The secret to staying warm is to keep moving and we do spend most of our time outdoors. But when your exhausted and the weather is shitty, it can grind you down. As I say, it really is the little things.
With self-sustainable living, there’s no long lies or days off. We’ve haven’t had either in a year and a half. Keeping animals requires dedication, they rely entirely on you for their welfare, 365. This husbandry made all the harder in Winter. This last month, there’s been two extreme colds snaps. Waking to approx. eight inches of snow and a frozen hose pipe meant to clean the duck ponds, I had to manually decant and refill them from the water butts using a bucket. A full one weighs approx. 25kg and to do both ponds required me to do that forty times.
I’m stubborn and fortunately, when it comes to stamina, I can keep going long after my brain tells me to stop. And thanks to weight lifting, I discovered I’m freakishly strong. Whilst that’s immensely empowering, I often wondered what was the point of it. Now it makes sense. Turns out I was in training for a life off grid, I just didn’t know it!
Life here is idyllic but it’s not baskets, bare feet n floaty frocks. This is a life that can’t be curated. There’s no way I’d pad around here without footwear either, there’s way too many ticks for that. Plus for six months of the year it’s like a paddy field. Clay soil is great for growing but it holds the water. Mud is the bane of my life.

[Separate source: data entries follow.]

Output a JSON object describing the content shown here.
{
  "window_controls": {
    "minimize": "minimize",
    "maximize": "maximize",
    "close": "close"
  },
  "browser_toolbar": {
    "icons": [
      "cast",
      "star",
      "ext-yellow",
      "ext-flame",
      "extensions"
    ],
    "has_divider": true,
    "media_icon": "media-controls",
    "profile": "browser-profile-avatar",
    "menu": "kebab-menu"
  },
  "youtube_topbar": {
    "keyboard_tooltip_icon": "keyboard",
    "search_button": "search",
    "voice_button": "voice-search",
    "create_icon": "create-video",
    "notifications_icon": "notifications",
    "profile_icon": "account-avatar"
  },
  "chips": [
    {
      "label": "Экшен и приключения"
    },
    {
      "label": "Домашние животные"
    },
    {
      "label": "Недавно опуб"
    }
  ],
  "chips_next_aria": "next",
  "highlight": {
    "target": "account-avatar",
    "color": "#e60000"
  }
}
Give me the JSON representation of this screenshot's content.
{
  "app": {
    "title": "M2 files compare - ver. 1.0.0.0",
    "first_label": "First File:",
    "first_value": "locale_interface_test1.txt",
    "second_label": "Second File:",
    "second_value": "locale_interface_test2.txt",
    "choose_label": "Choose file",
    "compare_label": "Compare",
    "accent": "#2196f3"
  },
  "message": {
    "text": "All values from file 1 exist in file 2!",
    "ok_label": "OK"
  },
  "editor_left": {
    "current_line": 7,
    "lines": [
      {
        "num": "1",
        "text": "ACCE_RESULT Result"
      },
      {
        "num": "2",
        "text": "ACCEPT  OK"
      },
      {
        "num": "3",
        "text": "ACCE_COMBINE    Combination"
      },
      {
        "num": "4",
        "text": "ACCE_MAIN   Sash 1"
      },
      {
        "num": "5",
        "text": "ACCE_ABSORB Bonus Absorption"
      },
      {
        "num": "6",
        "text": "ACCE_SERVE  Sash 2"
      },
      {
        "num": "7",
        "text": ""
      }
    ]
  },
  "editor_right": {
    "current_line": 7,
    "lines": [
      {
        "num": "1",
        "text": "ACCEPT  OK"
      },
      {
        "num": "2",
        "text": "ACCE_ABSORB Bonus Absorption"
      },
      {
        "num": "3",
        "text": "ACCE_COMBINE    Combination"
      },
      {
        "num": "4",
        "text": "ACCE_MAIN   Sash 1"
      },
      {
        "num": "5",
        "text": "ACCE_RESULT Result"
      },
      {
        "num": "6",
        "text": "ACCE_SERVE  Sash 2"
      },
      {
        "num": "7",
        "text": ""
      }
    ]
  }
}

We decided long before the move, in order to save for the house and build the homestead, not to buy anything new (unless absolutely necessary) and to repurpose and recycle as much as possible. Make good use of the things that we find; things that the every day folks leave behind. If you know where to look and who to barter, it’s there for the salvaging. Plus it’s amazing what you can do with a pallet! As is what's considered waste.
Despite a late start, we got the vegetable garden going and had a productive first year. Using the No Dig and Hügelkultur method for raised beds, the contents of which we foraged from the forest floor. We grew enough produce to see us through to October with some left to preserve. We have five free-ranging rescue hens (Rita, Ginger, Tito, Insky and Nugget) and three ducks (Puddles, Plonker and Patch) so fresh eggs daily.
An Taigh Dubh is a foragers dream. Spring brings Nettles and all manner of edible greens. In Summer the meadow is abundant with wildflowers. Autumn brings with her an array of fungi. We have Horse Chestnut, Elder, Rowan, Hawthorn and Rose Hip. Plus Beech, Wych Elm, Oak, Sycamore, Birch, Alder, Rowan and Lime. European Larch, Douglas Fir, Sitka and Norwegian Spruce.
And if that weren't enough, there's an infinite supply of leaf mulch which makes for the best compost. Or a lifetimes supply of manure. Thanks to the kind farmer who when we asked if had spare, overestimated how much. When we saw the tractor with large trailer in tow, it was apparent that we had seriously underestimated his generosity.
There’s no question An Taigh Dubh was meant for us. Life had become mundane, She offered us the escape we so both desperately needed. Many think we’re mad swapping certainty, holidays and luxuries for the unknown. And they’d be right.